Conference proceedings article
Organic Pig Husbandry Systems



Publication Details
Authors:
Sundrum, A.
Editor:
ECPHM
Publisher:
The European College of Porcine Health Management Ltd
Place:
Cambridge, UK
Publication year:
2010
Pages range:
25-26
Book title:
Proceedings 2nd European Symposium on Porcine Health Management

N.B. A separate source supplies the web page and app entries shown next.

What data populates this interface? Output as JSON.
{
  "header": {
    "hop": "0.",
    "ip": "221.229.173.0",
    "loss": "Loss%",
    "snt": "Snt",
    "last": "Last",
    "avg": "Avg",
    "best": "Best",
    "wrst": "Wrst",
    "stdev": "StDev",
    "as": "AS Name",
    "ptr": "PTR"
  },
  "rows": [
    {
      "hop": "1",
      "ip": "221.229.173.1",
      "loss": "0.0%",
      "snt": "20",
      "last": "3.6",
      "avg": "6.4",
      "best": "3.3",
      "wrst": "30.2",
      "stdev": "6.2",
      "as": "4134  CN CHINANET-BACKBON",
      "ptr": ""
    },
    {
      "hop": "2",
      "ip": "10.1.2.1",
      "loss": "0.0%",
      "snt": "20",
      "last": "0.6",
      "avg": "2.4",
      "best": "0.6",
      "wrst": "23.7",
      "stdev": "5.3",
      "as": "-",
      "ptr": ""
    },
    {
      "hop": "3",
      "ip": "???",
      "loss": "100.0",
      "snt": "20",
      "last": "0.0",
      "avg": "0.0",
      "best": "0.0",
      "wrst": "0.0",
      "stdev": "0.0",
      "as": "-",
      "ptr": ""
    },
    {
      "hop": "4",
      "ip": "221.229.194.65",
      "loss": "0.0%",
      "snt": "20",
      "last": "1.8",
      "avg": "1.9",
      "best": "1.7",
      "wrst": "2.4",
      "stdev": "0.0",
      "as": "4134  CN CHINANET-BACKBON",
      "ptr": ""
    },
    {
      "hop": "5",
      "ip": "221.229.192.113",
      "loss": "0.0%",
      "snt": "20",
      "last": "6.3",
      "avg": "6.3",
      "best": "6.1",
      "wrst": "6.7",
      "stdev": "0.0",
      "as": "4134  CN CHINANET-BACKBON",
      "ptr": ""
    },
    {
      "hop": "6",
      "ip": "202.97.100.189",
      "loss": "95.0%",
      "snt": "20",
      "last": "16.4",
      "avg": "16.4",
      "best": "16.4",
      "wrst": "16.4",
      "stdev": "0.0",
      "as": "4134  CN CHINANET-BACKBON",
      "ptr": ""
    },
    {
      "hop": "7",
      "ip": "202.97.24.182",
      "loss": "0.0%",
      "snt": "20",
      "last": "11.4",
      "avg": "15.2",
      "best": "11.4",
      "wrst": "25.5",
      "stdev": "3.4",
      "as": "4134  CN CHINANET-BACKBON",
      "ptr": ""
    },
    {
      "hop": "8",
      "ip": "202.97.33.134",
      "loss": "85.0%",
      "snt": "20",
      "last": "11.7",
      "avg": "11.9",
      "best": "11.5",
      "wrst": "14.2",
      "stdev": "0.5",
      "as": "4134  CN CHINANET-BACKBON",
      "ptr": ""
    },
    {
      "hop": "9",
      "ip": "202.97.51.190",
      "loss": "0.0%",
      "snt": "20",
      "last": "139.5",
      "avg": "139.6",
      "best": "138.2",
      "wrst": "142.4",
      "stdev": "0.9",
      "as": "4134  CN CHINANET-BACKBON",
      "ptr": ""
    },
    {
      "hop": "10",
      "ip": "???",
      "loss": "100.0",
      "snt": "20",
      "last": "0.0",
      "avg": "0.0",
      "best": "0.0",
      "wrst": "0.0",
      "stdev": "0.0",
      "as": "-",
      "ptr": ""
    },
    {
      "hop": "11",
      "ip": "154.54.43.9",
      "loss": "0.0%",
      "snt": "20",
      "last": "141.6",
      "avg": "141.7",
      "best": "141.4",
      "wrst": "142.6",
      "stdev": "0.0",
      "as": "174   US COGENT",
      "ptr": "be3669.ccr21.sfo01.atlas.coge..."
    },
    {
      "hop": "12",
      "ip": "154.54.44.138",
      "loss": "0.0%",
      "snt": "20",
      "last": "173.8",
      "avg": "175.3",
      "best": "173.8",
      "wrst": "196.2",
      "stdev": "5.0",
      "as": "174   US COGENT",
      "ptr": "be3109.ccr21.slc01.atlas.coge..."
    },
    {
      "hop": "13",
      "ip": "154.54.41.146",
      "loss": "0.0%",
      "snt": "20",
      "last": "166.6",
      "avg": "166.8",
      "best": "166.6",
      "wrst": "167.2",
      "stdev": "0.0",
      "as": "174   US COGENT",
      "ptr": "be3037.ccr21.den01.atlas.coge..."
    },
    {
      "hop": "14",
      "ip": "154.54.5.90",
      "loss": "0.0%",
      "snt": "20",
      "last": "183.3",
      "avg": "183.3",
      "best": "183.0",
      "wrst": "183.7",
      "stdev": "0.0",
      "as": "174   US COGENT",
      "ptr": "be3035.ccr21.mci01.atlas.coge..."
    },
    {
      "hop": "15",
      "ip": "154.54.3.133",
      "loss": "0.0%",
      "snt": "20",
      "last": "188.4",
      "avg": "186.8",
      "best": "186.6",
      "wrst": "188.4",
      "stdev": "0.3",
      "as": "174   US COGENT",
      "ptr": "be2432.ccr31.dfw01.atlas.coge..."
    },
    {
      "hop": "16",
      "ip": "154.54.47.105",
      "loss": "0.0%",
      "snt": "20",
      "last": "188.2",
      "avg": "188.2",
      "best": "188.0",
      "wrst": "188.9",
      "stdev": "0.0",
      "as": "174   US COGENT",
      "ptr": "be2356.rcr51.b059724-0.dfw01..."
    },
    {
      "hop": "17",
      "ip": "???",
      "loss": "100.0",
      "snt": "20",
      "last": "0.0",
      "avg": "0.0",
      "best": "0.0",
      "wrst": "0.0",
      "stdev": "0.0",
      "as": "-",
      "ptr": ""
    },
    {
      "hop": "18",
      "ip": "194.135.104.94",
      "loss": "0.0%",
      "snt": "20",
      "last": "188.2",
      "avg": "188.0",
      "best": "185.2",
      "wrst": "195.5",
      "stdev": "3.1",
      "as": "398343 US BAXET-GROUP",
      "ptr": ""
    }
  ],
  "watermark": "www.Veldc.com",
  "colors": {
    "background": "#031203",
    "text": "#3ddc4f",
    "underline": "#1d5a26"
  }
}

Abstract
Consumers are becoming increasingly interested in foods produced according to ethical aspects of animal health and welfare principles. In general, animal health status does not appear to be consistently better on organic than on conventional farms. This raises questions on the impacts of management and systems changes. Obviously, organic guidelines play a minor role with respect to the status of animal health, whereas differences in management practices and control tools within the farm system are expected be the main cause for substantial variation in the prevalence rates of diseases between farms. Any improvements in relation to animal health should be based on the implementation of monitoring systems including clinical assessments, abattoir data and review of treatment data, as well as health planning strategies taking into account feedback mechanisms. The latter, however, require clear guidelines concerning the level of production diseases expected as the output of the farm system. Currently, there is no common agreement about a threshold acceptable for organic livestock farming or about categories that allow to group different animal health levels in a range between very good and worse. Consequently, there is a need for a change in the paradigm from standard and resource oriented to a result and outcome oriented approach. Producers failing to meet certain health standards in the longer term should face consequences, such as imposition of improvements schemes and loss of product certification.


Authors/Editors

Last updated on 2019-25-07 at 19:56